Malaysian Palm Oil Board ( MPOB ) Lot 6, SS6, Jalan Perbandaran, 47301 Kelana Jaya, Selangor Darul Ehsan, MALAYSIA.
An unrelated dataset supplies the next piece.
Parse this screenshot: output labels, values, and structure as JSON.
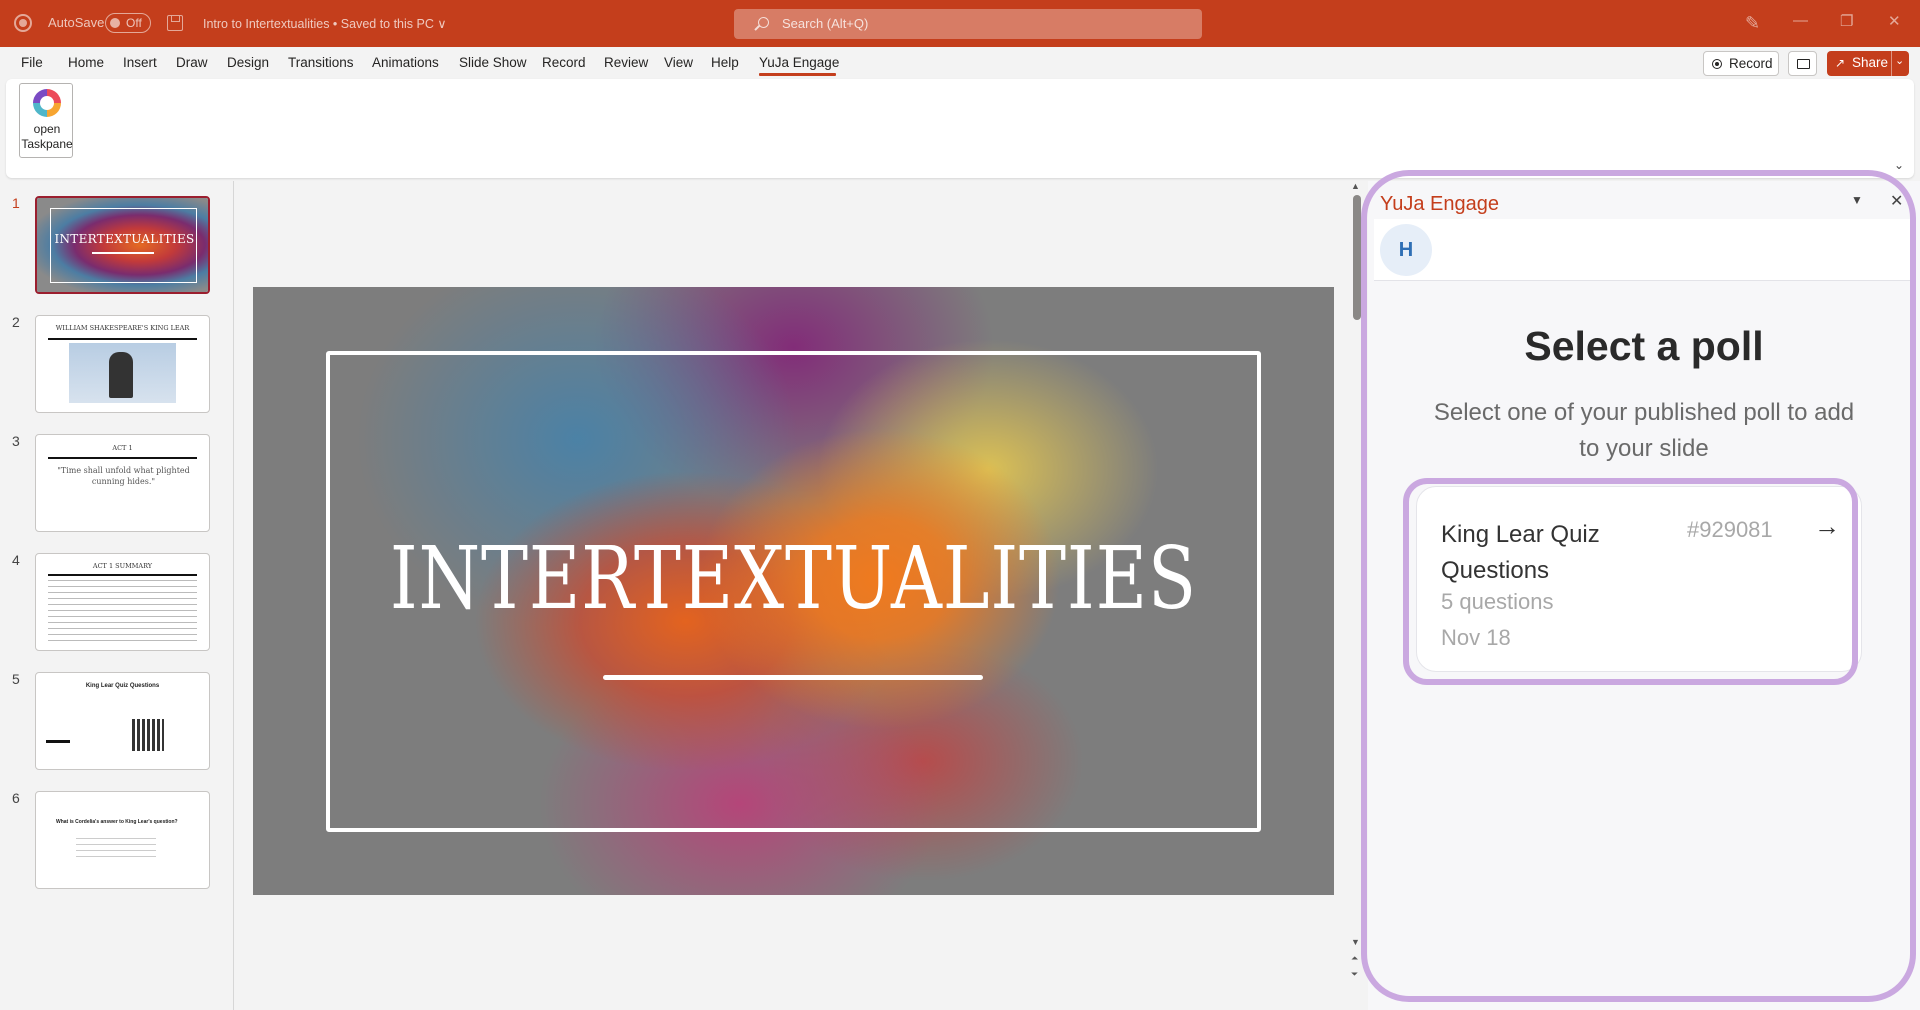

Tel : 603 - 7803 5544 || Fax : 603 - 7803 3533